Adaptations of Dracula in plays and films have taken enormous liberties with Stoker's characterization. A resurgence of interest in traditional folklore has revealed that Stoker himself did not conform to established vampire legend. Yet Dracula has had tremendous impact on readers since its publication.

Whether Stoker evoked a universal fear, or as some modern critics would have it, gave form to a universal fantasy, he created a powerful and lasting image that has become a part of popular culture.My essay is on the Psychodynamic theory based on the belief that people’s behaviour and emotions as adults are rooted in their childhood experiences.

Psychoanalysis is a set of theories and therapeutic techniques related to the study of the unconscious mind, which together form a method of treatment for mental-health disorders. The discipline was established in the early s by Austrian neurologist Sigmund Freud and stemmed partly from the clinical work of Josef Breuer and others..
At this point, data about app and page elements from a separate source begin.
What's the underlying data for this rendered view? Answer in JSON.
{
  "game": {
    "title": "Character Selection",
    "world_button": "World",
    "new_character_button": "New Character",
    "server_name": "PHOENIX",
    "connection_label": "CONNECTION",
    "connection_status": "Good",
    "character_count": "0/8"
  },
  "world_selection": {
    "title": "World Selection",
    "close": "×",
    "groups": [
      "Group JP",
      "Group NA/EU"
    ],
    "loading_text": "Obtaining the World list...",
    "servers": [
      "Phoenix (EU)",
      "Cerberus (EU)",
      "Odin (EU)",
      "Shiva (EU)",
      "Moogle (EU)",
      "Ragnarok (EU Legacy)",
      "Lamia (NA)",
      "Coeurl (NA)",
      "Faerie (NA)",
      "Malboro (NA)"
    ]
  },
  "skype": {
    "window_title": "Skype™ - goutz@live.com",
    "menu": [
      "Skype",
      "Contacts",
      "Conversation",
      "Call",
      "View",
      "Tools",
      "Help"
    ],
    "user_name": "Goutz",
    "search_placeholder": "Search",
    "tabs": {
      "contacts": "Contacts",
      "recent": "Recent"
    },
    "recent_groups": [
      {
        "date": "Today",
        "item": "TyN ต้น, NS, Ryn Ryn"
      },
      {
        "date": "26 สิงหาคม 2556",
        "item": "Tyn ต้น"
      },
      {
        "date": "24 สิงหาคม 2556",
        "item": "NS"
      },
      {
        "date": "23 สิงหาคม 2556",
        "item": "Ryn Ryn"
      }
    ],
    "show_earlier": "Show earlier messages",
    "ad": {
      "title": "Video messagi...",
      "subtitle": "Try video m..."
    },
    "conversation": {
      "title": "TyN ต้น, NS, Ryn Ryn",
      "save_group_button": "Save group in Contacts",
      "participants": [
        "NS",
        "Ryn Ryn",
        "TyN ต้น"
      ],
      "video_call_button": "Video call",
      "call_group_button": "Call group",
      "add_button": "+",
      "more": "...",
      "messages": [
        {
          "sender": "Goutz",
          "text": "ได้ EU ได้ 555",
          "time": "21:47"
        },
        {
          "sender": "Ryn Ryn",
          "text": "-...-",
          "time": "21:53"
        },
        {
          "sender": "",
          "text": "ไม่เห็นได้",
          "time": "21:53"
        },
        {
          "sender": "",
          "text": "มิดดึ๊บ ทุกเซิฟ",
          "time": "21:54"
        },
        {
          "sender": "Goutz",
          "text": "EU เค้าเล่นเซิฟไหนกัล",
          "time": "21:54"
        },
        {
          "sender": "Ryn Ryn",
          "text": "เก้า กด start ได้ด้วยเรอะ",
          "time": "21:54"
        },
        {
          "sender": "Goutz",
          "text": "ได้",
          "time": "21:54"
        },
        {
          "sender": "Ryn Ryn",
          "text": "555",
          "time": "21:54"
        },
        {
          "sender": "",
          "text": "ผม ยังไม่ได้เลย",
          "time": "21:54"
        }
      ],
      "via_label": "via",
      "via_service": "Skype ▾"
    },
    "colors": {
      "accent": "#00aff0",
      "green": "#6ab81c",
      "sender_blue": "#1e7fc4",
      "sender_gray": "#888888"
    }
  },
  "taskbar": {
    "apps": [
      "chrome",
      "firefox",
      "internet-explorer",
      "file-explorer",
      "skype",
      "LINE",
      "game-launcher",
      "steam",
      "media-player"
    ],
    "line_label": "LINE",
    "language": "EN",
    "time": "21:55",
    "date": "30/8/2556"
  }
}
Freud first used the term psychoanalysis (in French) in When one considers a holistic and integrative approach to psychotherapy, it is worth evaluating and reviewing four approaches: One humanistic, one transpersonal, one existential and one psychodynamic approach..
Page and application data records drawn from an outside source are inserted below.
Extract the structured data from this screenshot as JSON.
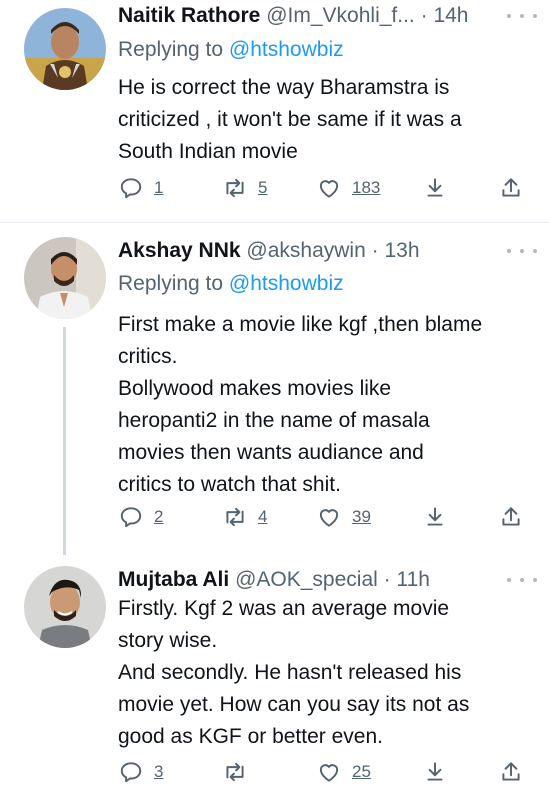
{
  "tweets": [
    {
      "name": "Naitik Rathore",
      "handle": "@Im_Vkohli_f...",
      "separator": "·",
      "time": "14h",
      "replying_prefix": "Replying to",
      "replying_to": "@htshowbiz",
      "lines": [
        "He is correct the way  Bharamstra is",
        "criticized , it won't be same if it was a",
        "South Indian movie"
      ],
      "replies": "1",
      "retweets": "5",
      "likes": "183"
    },
    {
      "name": "Akshay NNk",
      "handle": "@akshaywin",
      "separator": "·",
      "time": "13h",
      "replying_prefix": "Replying to",
      "replying_to": "@htshowbiz",
      "lines": [
        "First make a movie like kgf ,then blame",
        "critics.",
        "Bollywood makes movies like",
        "heropanti2 in the name of masala",
        "movies then wants audiance and",
        "critics to watch that shit."
      ],
      "replies": "2",
      "retweets": "4",
      "likes": "39"
    },
    {
      "name": "Mujtaba Ali",
      "handle": "@AOK_special",
      "separator": "·",
      "time": "11h",
      "lines": [
        "Firstly. Kgf 2 was an average movie",
        "story wise.",
        "And secondly. He hasn't released his",
        "movie yet. How can you say its not as",
        "good as KGF or better even."
      ],
      "replies": "3",
      "retweets": "",
      "likes": "25"
    }
  ],
  "icons": {
    "reply": "reply-icon",
    "retweet": "retweet-icon",
    "like": "heart-icon",
    "save": "save-icon",
    "share": "share-icon",
    "more": "more-icon"
  },
  "colors": {
    "text": "#0f1419",
    "secondary": "#536471",
    "link": "#1d9bf0",
    "thread_line": "#cfd9de"
  }
}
Trainee psychotherapists invariably bring tremendous personal material to the table. Students on an integrative pathway are often asked at some point in their training to critically. This essay will be discussing the theories of psychoanalysis and examining how they have informed ideas on the origin of behaviour and approaches from Freud’s psychoanalysis to traditional psychodynamic, psychotherapeutic, person-centred and humanistic approaches also comparing both these approaches.

the LORD is thy shade upon thy right hand.: 6: The sun shall not smite thee by day, nor the moon by night. comprehensive and partially annotated list of books about Herbert Marcuse, compiled by Harold Marcuse.

Adam Phillips (psychologist) - Wikipedia